Some folks aspire to be as beautiful as a model, while other folks aspire to have a model on their arm. Lawyers, by contrast, aspire to have a collection of models. Model DOCUMENTS, that is. And, as long as lawyers want model documents, law firm knowledge management personnel are going to try to find ways to provide them. But, should they?
As mentioned in my earlier post, KM’s Worst Enemy, model documents represent a massive investment for a firm because it is very hard to throw a model document together overnight. If you’re going to do it correctly, you’ll have to spend time and effort to create a model that meets both your practice quality and risk management needs. Ideally, model document drafting will incorporate the experience of several lawyers in the relevant practice. This means that law firm KM personnel must recruit and retain lawyers to help with the drafting.
At a recent meeting of law firm knowledge managers, I asked how many of them had successfully recruited under-utilized lawyers in their firm to update their collection of models. The responses were consistent and discouraging. Even when lawyers have a lighter billable workload, they tend to be disinclined to assist with drafting or updating model documents. The solution for some firms has been to recruit practice support lawyers who work on a nonbillable basis to generate these materials. However, this approach has its own challenges and, to do it correctly, you may well need a team of support lawyers who have expertise in a wide range of practice areas. The solution for other firms has been to obtain model documents from traditional legal publishers or subscribe to the resources offered by practice support companies such as the Practical Law Company.** PLC takes care of the drafting and updating, which is a huge improvement over what many firms can do for themselves. Each subscribing firm then trains its lawyers to use these materials in a manner that is appropriate for that firm’s practice and clients. And, of course, that firm has to pay a subscription fee for the service.

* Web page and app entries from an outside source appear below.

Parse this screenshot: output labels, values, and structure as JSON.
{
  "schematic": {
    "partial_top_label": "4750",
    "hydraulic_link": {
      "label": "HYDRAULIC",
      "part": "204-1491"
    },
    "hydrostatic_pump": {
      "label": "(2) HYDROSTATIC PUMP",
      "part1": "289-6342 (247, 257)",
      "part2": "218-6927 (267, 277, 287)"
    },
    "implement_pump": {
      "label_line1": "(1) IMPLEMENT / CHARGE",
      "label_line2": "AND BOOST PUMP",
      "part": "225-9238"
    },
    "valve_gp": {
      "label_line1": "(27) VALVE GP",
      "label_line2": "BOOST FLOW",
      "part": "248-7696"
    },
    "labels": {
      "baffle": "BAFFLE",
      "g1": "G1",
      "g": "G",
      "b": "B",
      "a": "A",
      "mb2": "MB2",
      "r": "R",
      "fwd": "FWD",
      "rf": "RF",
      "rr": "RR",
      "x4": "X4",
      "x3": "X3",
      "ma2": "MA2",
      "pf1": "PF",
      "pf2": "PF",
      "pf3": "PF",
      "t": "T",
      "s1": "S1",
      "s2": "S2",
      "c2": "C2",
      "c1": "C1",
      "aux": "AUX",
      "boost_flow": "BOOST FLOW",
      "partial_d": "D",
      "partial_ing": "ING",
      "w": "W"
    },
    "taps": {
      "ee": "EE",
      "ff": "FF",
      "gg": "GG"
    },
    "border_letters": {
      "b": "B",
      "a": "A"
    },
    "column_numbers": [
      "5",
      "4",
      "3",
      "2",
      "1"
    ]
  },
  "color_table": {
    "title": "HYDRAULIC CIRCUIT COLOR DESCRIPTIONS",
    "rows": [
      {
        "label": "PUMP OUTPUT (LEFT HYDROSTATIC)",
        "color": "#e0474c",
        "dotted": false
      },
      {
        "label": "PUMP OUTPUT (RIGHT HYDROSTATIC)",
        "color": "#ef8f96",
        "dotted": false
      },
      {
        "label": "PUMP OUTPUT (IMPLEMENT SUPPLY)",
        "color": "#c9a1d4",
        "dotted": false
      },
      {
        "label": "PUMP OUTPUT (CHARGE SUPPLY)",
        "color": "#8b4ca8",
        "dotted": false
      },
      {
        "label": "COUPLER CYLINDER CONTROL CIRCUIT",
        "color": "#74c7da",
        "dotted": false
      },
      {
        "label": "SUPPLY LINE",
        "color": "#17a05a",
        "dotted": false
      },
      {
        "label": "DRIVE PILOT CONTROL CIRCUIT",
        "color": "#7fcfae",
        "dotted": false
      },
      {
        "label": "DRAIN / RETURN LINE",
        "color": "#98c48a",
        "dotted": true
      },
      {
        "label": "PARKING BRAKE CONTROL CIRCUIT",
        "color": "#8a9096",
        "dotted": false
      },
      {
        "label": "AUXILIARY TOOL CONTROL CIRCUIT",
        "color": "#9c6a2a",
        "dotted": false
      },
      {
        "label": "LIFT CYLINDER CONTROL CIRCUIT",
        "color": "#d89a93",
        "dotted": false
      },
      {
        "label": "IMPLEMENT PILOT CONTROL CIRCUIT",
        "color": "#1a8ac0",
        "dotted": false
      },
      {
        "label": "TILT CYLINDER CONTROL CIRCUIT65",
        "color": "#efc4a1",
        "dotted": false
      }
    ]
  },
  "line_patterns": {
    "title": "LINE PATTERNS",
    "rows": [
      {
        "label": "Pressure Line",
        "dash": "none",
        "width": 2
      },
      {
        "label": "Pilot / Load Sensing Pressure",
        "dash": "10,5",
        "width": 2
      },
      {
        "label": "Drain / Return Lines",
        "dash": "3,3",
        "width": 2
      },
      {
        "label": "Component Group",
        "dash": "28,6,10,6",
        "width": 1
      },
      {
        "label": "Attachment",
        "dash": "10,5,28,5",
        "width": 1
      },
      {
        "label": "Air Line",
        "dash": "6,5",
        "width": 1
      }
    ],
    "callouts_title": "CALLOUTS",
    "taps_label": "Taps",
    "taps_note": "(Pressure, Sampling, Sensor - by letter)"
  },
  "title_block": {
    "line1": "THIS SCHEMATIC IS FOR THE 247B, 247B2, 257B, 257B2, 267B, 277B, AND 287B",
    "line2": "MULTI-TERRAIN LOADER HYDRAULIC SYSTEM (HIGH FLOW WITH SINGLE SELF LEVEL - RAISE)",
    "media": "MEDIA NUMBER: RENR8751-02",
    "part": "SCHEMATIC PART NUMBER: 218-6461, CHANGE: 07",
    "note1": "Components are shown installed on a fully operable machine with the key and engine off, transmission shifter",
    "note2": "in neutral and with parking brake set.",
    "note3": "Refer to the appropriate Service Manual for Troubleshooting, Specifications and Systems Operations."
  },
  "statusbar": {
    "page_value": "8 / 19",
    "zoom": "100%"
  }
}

Before thinking about generating models internally or obtaining them externally, it would be worth examining further how many models you really need. Many firms assume that a model constitutes a statement of best practices and, therefore, the more models you have the better. A recent interchange on best practices with Tom Young of Knoco sharpened my understanding of best practices. For the purposes of this discussion, I’d draw your attention to his concepts of standardization and innovation. In applying this to the law firm context I wonder whether we would be wiser to concentrate on creating (or obtaining) model documents only for those instances where it is imperative that we ensure standardization. In all other cases, would it be a better use of firm resources to produce a practice guide, checklist or issues list rather than a full-blown model document? Until you consider these questions in the context of your firm’s practice, you may find yourself frustrated or disappointed as you try to find new and creative ways to coax your colleagues into creating models.
Dating a beautiful model may be your dream, but in a law firm it comes at a price.
Further Reading on Best Practices:
- Resting on Your Laurels Ruins Best Practices
- Just Tell Me What Works!
- Best Practices vs Next Practices
**Disclosure: I’m a member of the Practical Law Company’s Advisory Board.